"I intend to start publishing Israel Hayom in order to destroy your newspaper, Yedioth Ahronoth, and to ensure Netanyahu's victory in the next elections so he can reign as premier for years to come," Adelson said (to the best of my recollection, since I didn’t record the conversation).
"Don't try to stop me," he said. "I'm a billionaire with a lot of resources and an ideology about the Israeli media. I'm willing to invest a lot more than you and your publisher.”
And he did exactly what he promised he would.
Adelson is not fluent in Hebrew or Israeli politics. It felt as though his words were being remotely spoken through him by Netanyahu himself, who at the time of the conversation was still the leader of the opposition, but who a year later became the prime minister.
In the 12 years of Israel Hayom's existence, Adelson—at Netanyahu's request—invested over a billion shekels in order to crown Bibi and ensure his victory during every election campaign. To achieve that, he had to shift Israeli public opinion from a sane center to an extreme right, and to inflict severe economic damage on its strongest competitor, Yedioth Ahronoth.
Yedioth doesn’t have the same resources as Adelson —whose net worth is estimated to be around NIS 130 billion (approx. $36 billion) —and to this day, the newspaper continues to wage a cruel war of survival. Its employees, meanwhile, pay the price, competing with a paper that’s distributed for free to hundreds of thousands of readers without no consideration of cost-benefit and created solely to serve the interests of the prime minister and his inner circle.
Although Netanyahu has been complaining about selective enforcement, what is truly surprising and outrageous is that this Likud party propaganda leaflet is not considered by the state comptroller as a violation of campaign finance laws and continues to endlessly disseminate election propaganda in 2019 as well.
Of course, no one is trying to justify the conduct of Yedioth’s owner—Arnon Mozes—who is expected to be indicted by the attorney general in Case 2000, involved a quid-pro-quo deal where the prime minister asked for favorable coverage in return for regulatory benefits. Personally, I cannot understand how Mozes could have confided in Netanyahu, whose name precedes him as the epitome of dishonesty and lack of credibility.
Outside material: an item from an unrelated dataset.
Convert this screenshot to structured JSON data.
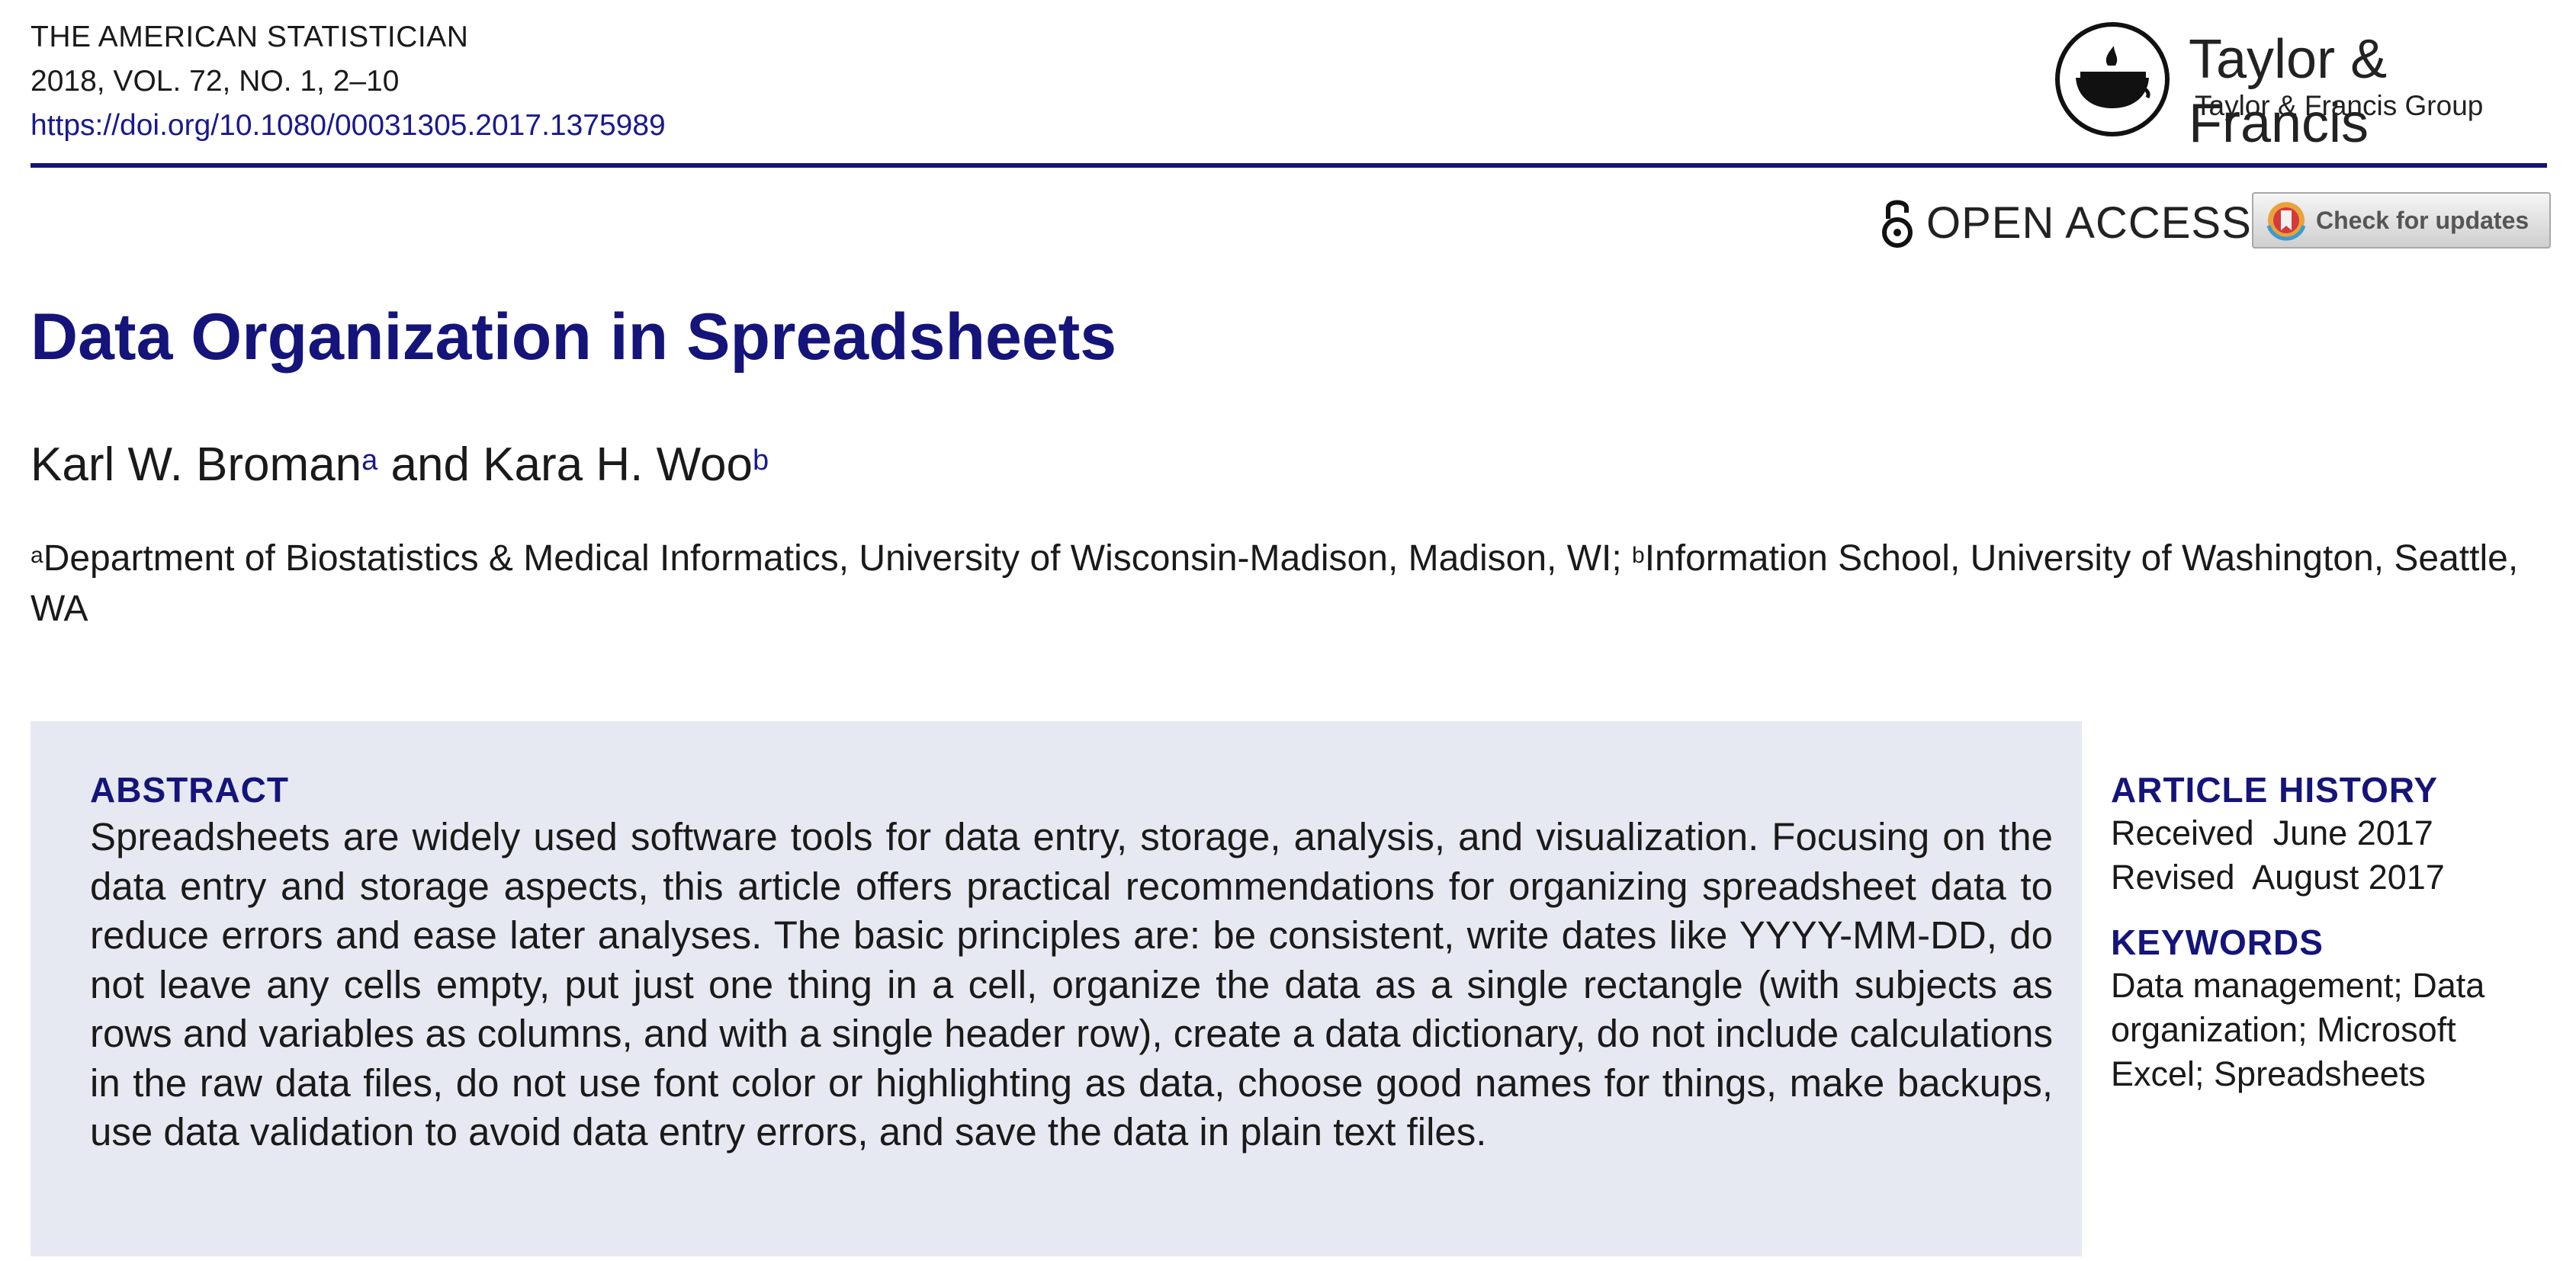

My publisher, however, operated under the pressure of knowing that his outlet was under existential threat. He acted in the face of an aggressive and destructive opponent with no inhibitions and unlimited funds. Furthermore, as far as Yedioth Ahronoth was concerned, the talks between Mozes and Netanyahu did not bear any fruit.
The reports and opinion pieces of the Yedioth Ahronoth journalists were not swayed in any way (a statement corroborated by the indictment) and no line of communication was created between the Prime Minister's Office and the former editor-in-chief of the newspaper. There wasn’t a semblance of Netanyahu having a foothold in the newspaper.
As I said two years ago, when the secret recordings between Netanyahu and Mozes were exposed, the latter was willing to suspend himself from from running the paper until the allegations were cleared.
Nonetheless, let’s not forget that the source of corruption in the whole affair is sitting in a villa in Caesarea as well as in the distant and protected state of Nevada. In the democratic United States, for example, a publisher of a newspaper with a political agenda who is living in a foreign country must register as a foreign agent.
When the moderate center in Israeli politics tries to justify to itself the elections results over the past decade—and the transfer of a significant portion of its voting sector to the fanatical right-wing—it ignores the crucial role that this shift had in the emergence of Israel Hayom.
Did the enormous scale of this political propaganda sheet — distributed daily free of charge and funded by a multi-billionaire who is jetting about somewhere from Singapore to Las Vegas—have no effect on anyone in Israel? It chills me to the bone to know that it did.